**YOUR INSTRUCTIONS**
From the records, return each line that has the word "text" in it.
"""
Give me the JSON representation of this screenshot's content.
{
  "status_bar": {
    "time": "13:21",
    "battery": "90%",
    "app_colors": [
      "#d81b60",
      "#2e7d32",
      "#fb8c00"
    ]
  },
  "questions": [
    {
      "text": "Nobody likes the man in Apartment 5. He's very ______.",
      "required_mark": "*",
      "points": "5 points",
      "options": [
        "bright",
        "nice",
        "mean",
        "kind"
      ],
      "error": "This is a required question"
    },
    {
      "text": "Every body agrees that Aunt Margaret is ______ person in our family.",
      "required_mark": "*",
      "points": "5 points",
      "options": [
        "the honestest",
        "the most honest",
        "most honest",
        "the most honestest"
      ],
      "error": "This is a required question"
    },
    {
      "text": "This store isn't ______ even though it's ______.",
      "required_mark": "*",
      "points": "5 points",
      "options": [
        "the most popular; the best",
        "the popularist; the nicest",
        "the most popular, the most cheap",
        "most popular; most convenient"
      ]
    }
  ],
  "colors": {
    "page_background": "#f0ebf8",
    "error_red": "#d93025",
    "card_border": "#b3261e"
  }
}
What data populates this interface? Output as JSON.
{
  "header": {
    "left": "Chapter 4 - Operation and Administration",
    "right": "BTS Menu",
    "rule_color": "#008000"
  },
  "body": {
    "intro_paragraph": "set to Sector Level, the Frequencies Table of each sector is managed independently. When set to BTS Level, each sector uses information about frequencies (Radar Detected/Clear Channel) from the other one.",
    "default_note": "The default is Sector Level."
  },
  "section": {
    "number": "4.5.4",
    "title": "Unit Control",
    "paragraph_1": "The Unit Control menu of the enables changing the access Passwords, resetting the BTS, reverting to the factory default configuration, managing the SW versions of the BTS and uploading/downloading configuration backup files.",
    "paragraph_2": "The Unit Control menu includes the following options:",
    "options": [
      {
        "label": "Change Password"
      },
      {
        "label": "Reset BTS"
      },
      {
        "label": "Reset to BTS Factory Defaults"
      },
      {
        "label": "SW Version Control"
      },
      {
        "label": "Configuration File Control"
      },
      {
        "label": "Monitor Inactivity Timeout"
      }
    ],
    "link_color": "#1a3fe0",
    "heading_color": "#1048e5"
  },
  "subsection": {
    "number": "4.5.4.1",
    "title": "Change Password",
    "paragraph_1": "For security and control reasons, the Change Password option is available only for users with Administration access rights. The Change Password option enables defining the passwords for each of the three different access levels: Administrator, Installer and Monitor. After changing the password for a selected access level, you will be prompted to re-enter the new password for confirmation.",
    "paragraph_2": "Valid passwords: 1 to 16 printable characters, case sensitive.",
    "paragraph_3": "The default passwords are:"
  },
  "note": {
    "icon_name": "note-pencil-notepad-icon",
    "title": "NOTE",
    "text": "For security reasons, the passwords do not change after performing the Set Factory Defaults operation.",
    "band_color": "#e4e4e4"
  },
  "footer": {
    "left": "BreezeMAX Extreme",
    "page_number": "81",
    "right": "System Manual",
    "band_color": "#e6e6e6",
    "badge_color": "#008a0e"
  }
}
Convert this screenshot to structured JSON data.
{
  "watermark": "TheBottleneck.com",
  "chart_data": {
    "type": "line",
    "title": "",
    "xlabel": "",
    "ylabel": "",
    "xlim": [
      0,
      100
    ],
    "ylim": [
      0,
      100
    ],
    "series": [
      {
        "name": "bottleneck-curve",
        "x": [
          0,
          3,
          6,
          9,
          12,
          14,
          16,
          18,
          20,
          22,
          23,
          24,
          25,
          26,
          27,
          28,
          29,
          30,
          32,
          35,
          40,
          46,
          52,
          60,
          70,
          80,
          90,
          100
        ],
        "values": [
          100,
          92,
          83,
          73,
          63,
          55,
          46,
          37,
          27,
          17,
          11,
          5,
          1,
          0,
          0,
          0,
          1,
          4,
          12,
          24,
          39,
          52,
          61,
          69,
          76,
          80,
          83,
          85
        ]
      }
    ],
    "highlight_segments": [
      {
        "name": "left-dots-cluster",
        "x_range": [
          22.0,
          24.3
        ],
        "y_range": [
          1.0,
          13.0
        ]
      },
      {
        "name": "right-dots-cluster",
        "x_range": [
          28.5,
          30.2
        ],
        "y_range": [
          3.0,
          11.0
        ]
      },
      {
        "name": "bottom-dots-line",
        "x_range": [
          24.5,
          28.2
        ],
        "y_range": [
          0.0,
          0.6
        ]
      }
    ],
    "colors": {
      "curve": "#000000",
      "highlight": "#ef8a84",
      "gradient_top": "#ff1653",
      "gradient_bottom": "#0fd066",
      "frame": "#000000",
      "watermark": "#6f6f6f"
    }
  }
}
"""
**RESPONSE BELOW**
      "text": "Nobody likes the man in Apartment 5. He's very ______.",
      "text": "Every body agrees that Aunt Margaret is ______ person in our family.",
      "text": "This store isn't ______ even though it's ______.",
    "text": "For security reasons, the passwords do not change after performing the Set Factory Defaults operation.",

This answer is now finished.